Using the listing below, report each line holding the string "icon".

#### Material for this task
----------

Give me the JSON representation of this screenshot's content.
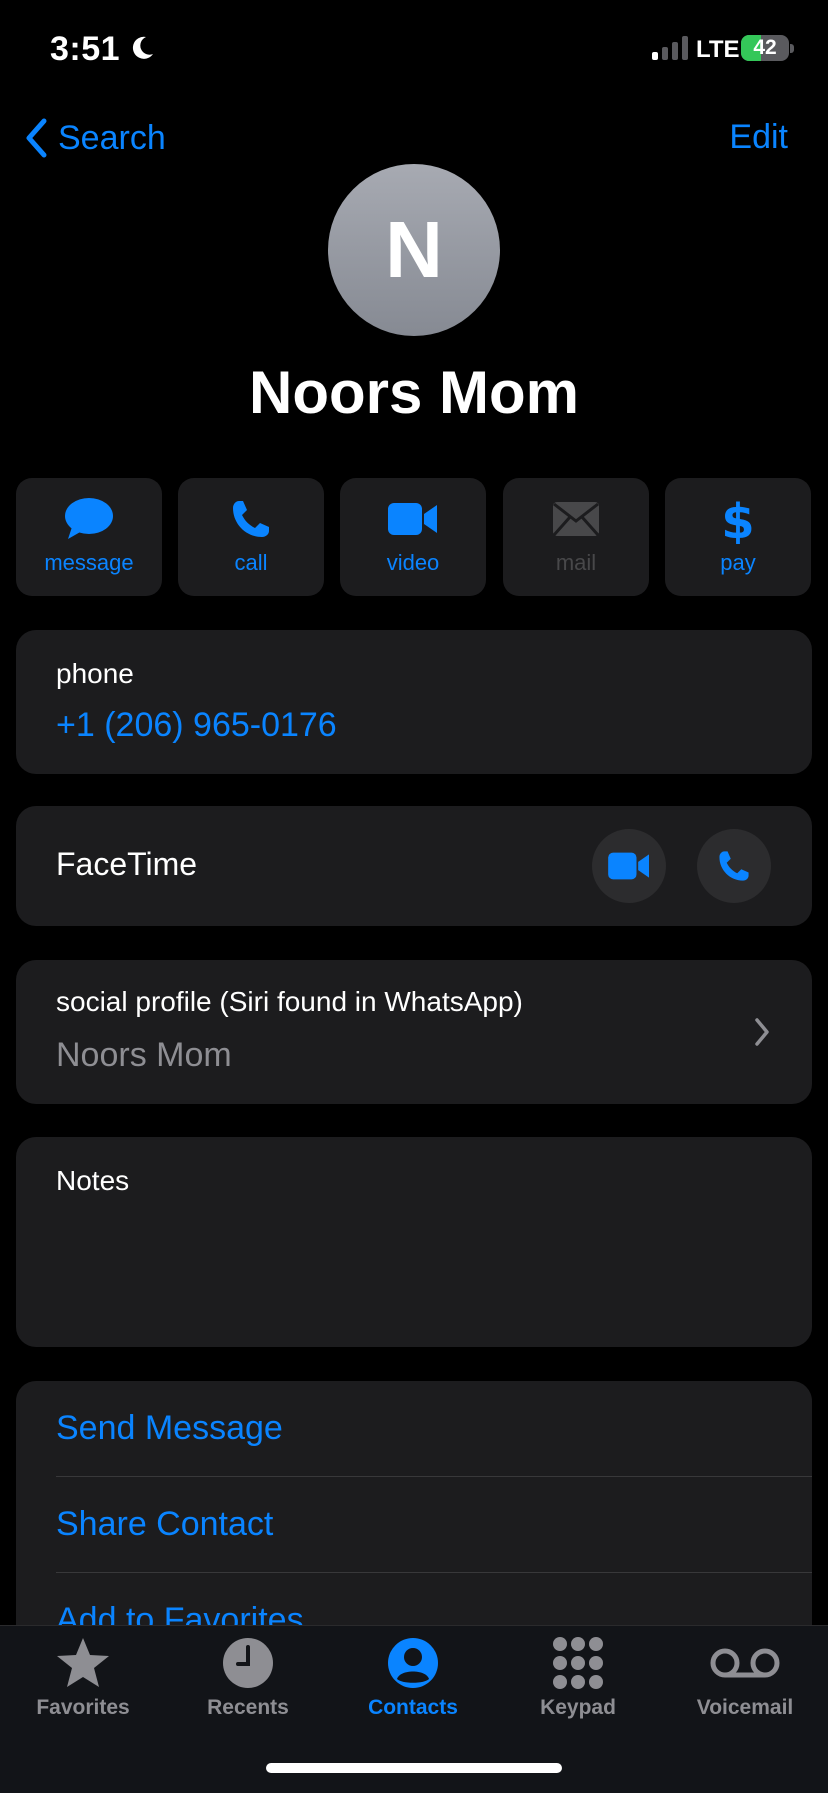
{
  "status_bar": {
    "time": "3:51",
    "network": "LTE",
    "battery_percent": 42,
    "battery_label": "42",
    "signal_bars_active": 1
  },
  "nav": {
    "back_label": "Search",
    "edit_label": "Edit"
  },
  "contact": {
    "initial": "N",
    "name": "Noors Mom"
  },
  "actions": [
    {
      "label": "message",
      "icon": "message-bubble-icon",
      "enabled": true
    },
    {
      "label": "call",
      "icon": "phone-icon",
      "enabled": true
    },
    {
      "label": "video",
      "icon": "video-camera-icon",
      "enabled": true
    },
    {
      "label": "mail",
      "icon": "envelope-icon",
      "enabled": false
    },
    {
      "label": "pay",
      "icon": "dollar-icon",
      "enabled": true
    }
  ],
  "phone_section": {
    "label": "phone",
    "number": "+1 (206) 965-0176"
  },
  "facetime_section": {
    "label": "FaceTime"
  },
  "social_section": {
    "label": "social profile (Siri found in WhatsApp)",
    "value": "Noors Mom"
  },
  "notes_section": {
    "label": "Notes"
  },
  "links": {
    "send_message": "Send Message",
    "share_contact": "Share Contact",
    "add_to_favorites": "Add to Favorites"
  },
  "tabs": [
    {
      "label": "Favorites",
      "icon": "star-icon",
      "active": false
    },
    {
      "label": "Recents",
      "icon": "clock-icon",
      "active": false
    },
    {
      "label": "Contacts",
      "icon": "person-circle-icon",
      "active": true
    },
    {
      "label": "Keypad",
      "icon": "keypad-icon",
      "active": false
    },
    {
      "label": "Voicemail",
      "icon": "voicemail-icon",
      "active": false
    }
  ],
  "colors": {
    "accent": "#0a84ff",
    "background": "#000000",
    "card": "#1c1c1e",
    "battery": "#34c759"
  }
}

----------

#### Task response
      "icon": "message-bubble-icon",
      "icon": "phone-icon",
      "icon": "video-camera-icon",
      "icon": "envelope-icon",
      "icon": "dollar-icon",
      "icon": "star-icon",
      "icon": "clock-icon",
      "icon": "person-circle-icon",
      "icon": "keypad-icon",
      "icon": "voicemail-icon",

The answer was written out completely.